he Bonneville Power Administration Fish and Wildlife Program funds hundreds of projects each year to mitigate for the impacts of the development and operation of the federal hydropower system on fish and wildlife. The agency has an Estuary Team of biologists, environmental planners and policy analysts thatpartner with the U.S. Army Corps of Engineers to implement the Columbia Estuary Ecosystem Restoration Program.The team also works with regional restoration experts from tribal, federal, state and local organizations to carry out habitat restoration projects in the Columbia River estuary and Willamette River Basin. BPA funds these projects that primarily benefit young salmon and steelhead migrating to the ocean.
'Our biggest priority is reconnecting historical floodplain habitats to provide direct and indirect rearing benefits for juvenile salmonids before they reach the ocean,' said Jason Karnezis, Estuary Team lead. 'We have time-lapse photography showing that by modifying or removing man-made blockages to historic habitat, the floodplain is reconnected and that land becomes immediately available for fish.

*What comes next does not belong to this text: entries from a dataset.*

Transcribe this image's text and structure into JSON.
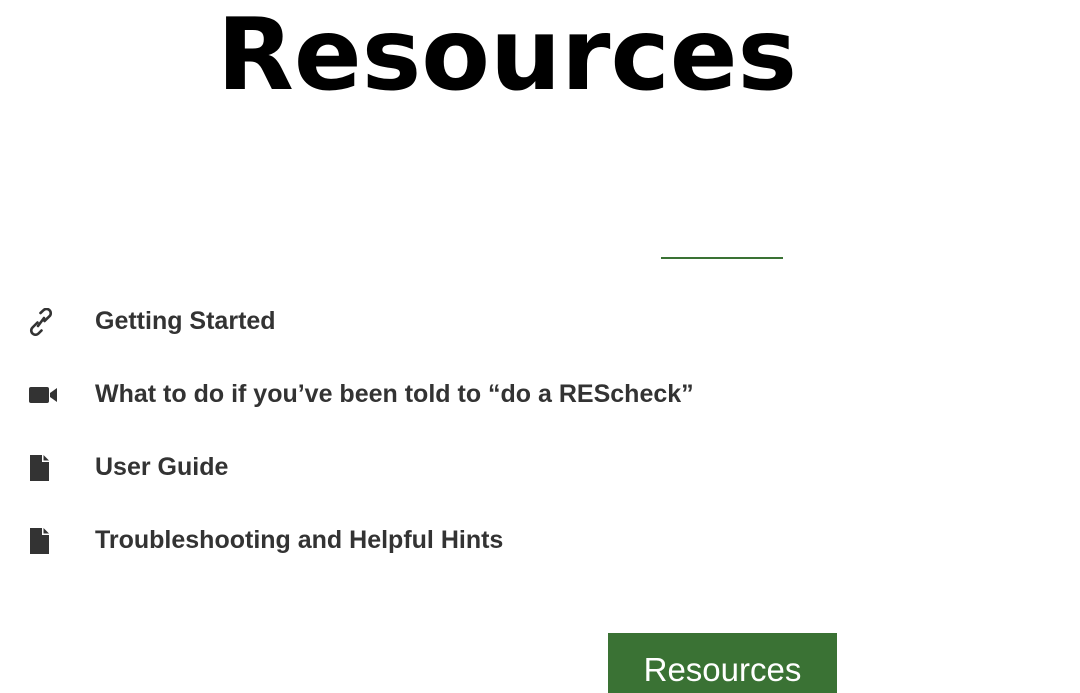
{
  "page": {
    "title": "Resources"
  },
  "accent_color": "#3a7234",
  "text_color": "#333333",
  "resources": {
    "items": [
      {
        "icon": "link-icon",
        "label": "Getting Started"
      },
      {
        "icon": "video-camera-icon",
        "label": "What to do if you’ve been told to “do a REScheck”"
      },
      {
        "icon": "document-icon",
        "label": "User Guide"
      },
      {
        "icon": "document-icon",
        "label": "Troubleshooting and Helpful Hints"
      }
    ]
  },
  "button": {
    "label": "Resources"
  }
}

You can't see the nutrients starting to move, but it's happening and that's really important for young fish before they exit to the ocean-it's like knowing that my kids are going to take their vitamins.'
This dedicated team has a keen interest in aquatic ecosystems and finding ways to improve them for salmonids. They've worked together a long time, valuing and practicing collaborative problem-solving while navigating the challenges common to these types of habitat restoration projects. They've learned that resolution between BPA and its partners is always within reach. They acknowledge and appreciate that their partners at the Columbia Land Trust, Columbia River Estuary Study Taskforce, Estuary Partnership, Cowlitz Indian Tribe, and Washington Department of Wildlife have all contributed significantly to the conservation, understanding and restoration of estuary habitats.
How does your team support BPA's mission and strategy?
The Estuary Team, with the National Marine Fisheries Service, creates policy, structure and guidance to meet obligations spelled out in the Endangered Species Act and Columbia River System Operations Environmental Impact Statement. The estuary program routinely incorporates lessons learned from on-the-ground research, monitoring and implementation actions to continually integrate science and practical solutions to reconnect historic floodplains and wetlands to the Columbia River's tidal flows.
How is your organization supporting BPA's efforts to reduce costs
We routinely coordinate with our restoration partners to update and forecast expenses for a given fiscal year and identify opportunities where sharing costs can result in more effective projects. The Steigerwald Floodplain Reconnection Projectnear Camas, Washington, slated for completion in 2022, is a good example.
What is this team's biggest priority?
Our biggest priority is opening up historical floodplains in the estuary. In the past, large portions of the estuary floodplain were leveed or otherwise restricted from full tidal connection to allow for agriculture and industry. Research shows that fish benefit from the nutrient flow that occurs when estuary habitat is tidally connected, even if the fish are not directly accessing the reconnected sites. Those nutrients make the river healthier and are critical to juvenile fish diets in their growth and migration from fresh water to the ocean.
What are this team's biggest challenges and how do you tackle them
Current COVID-19 conditions have demanded new approaches to scoping, reviewing and evaluating project opportunities. In the past, we would be in the field with our practitioners and scientists, evaluating both past and proposed projects.
'While there is no substitute for physically being at a project site, we have maintained good communication with our partner organizations that are in the field scoping, designing, constructing and monitoring projects on the ground,' said Karnezis. 'We can also get on project sites virtually, as can the independent expert regional technical group responsible for evaluating the projects. Once we are able to meet in the field, face to face, we would like to continue working with some of the tools we developed for working remotely, to help with communicating progress and addressing project challenges.'
Learn about some of the successful estuary projects by BPA and its partners: